After all, sometimes the place really does look like the photo -- sometimes even better. And what could be truer than a handwritten synopsis of a day spent far away in a time that will never exist again? In the end, the stories we write, save, and mail to friends, no matter how brief or feeble or trite, are our best efforts at remembrance, souvenirs in the truest sense.
The night is extraordinarily humid. By the end of his two shows, Dominique LeFort's white shirt clings to him, drenched with sweat. Audience members linger long after even the other performers have packed up and left. The steel drums are silent, the mosquitoes are biting, and the wedding party has left for an indoor reception.
The only receiving line that remains is for Dominique. As usual a few cat-fancier fans have stuck around: fortyish women cooing lovingly at the cats while others buy post cards and T-shirts. Dominique thanks them all graciously. A boy about nine years of age idly plays with the locks on the cages, but the child's angry father interrupts him. "Nicholas," the man bellows, "we're going now!"
A married couple who look to be in their late forties hang back anxiously, waiting politely for their chance to talk to Dominique. Dan and Sylvia came to Key West from Fort Mitchell, Kentucky, and figure that over the years they have seen the show at least 15 times. Still, they are overjoyed to watch it again. "It's the best show you'll ever see," Dan tells me.
When the crowd finally subsides, the two shyly approach Dominique. He recognizes the couple instantly, greets them warmly, and apologizes for his appearance. "You see me perspiring because I sent them lots of vibes," he declares.

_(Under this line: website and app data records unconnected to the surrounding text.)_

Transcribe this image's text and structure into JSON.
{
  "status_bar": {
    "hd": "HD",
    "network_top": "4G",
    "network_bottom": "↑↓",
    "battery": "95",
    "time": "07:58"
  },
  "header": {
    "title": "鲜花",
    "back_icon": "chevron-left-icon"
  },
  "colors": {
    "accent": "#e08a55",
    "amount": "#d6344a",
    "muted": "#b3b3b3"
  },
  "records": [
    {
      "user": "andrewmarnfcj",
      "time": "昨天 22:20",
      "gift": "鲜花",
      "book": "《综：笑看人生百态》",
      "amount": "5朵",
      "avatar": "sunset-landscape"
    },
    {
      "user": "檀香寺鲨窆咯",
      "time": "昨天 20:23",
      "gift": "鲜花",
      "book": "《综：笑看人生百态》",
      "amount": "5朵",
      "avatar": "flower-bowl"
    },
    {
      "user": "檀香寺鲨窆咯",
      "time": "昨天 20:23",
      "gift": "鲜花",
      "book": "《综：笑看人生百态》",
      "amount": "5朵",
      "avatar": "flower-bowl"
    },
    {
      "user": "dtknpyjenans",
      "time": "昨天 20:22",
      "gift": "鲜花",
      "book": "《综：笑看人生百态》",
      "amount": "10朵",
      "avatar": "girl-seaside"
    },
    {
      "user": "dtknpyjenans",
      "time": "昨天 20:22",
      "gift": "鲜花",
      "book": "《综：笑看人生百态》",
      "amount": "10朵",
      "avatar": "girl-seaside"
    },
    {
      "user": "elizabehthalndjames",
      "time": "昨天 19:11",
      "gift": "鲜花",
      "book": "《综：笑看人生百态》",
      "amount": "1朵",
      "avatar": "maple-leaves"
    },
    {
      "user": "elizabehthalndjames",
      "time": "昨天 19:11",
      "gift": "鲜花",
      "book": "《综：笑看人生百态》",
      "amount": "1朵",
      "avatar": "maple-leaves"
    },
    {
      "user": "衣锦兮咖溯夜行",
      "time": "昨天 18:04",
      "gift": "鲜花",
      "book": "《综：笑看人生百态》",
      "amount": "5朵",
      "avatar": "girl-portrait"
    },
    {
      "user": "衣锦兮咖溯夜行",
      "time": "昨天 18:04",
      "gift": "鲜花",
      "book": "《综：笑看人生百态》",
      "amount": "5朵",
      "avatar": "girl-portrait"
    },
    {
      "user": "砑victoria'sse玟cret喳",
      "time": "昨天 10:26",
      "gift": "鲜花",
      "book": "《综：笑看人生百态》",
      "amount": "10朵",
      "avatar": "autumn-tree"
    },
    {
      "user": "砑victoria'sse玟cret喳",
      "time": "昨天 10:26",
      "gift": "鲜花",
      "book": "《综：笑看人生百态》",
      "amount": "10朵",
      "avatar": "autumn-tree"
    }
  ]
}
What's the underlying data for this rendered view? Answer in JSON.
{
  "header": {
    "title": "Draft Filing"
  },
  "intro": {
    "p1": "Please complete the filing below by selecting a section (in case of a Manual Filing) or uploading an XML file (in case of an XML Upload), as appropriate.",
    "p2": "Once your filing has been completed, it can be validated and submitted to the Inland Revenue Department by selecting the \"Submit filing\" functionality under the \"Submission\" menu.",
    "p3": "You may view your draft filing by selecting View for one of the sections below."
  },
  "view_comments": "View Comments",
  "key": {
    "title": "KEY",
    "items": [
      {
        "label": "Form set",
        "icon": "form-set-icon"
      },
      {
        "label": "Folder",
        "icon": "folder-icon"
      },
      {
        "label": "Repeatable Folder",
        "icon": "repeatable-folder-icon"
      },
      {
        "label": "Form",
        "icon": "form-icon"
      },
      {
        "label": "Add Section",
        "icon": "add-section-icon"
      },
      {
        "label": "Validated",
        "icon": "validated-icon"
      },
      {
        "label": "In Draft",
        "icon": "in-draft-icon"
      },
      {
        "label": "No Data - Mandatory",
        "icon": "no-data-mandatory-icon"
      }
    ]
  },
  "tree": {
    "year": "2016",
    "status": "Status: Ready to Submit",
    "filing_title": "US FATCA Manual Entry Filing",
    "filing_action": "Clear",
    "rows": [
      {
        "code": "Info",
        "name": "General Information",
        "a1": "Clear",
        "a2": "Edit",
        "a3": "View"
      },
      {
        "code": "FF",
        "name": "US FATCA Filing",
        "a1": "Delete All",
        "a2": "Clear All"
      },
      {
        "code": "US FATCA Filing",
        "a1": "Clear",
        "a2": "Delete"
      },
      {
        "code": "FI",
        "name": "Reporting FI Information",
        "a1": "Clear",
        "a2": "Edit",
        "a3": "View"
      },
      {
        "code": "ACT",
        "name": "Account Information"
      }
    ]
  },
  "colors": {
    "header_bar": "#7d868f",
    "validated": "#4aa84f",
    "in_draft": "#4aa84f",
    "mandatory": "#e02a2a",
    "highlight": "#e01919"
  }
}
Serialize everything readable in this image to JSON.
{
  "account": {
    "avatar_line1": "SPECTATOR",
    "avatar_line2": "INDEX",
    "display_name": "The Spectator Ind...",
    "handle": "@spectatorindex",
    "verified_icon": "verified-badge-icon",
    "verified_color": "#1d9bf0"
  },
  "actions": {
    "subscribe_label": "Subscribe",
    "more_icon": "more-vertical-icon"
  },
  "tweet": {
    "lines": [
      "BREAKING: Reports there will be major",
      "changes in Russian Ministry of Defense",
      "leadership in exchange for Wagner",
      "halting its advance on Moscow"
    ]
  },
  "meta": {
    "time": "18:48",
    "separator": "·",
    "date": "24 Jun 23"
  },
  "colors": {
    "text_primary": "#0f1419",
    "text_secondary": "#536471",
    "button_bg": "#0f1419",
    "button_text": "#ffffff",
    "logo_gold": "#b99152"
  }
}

Cat owners themselves, Dan and Sylvia seem to understand completely. "It's very mental," Sylvia observes, beaming.
"It's like a vibe," Dan adds knowingly, "a vibe coming from your soul."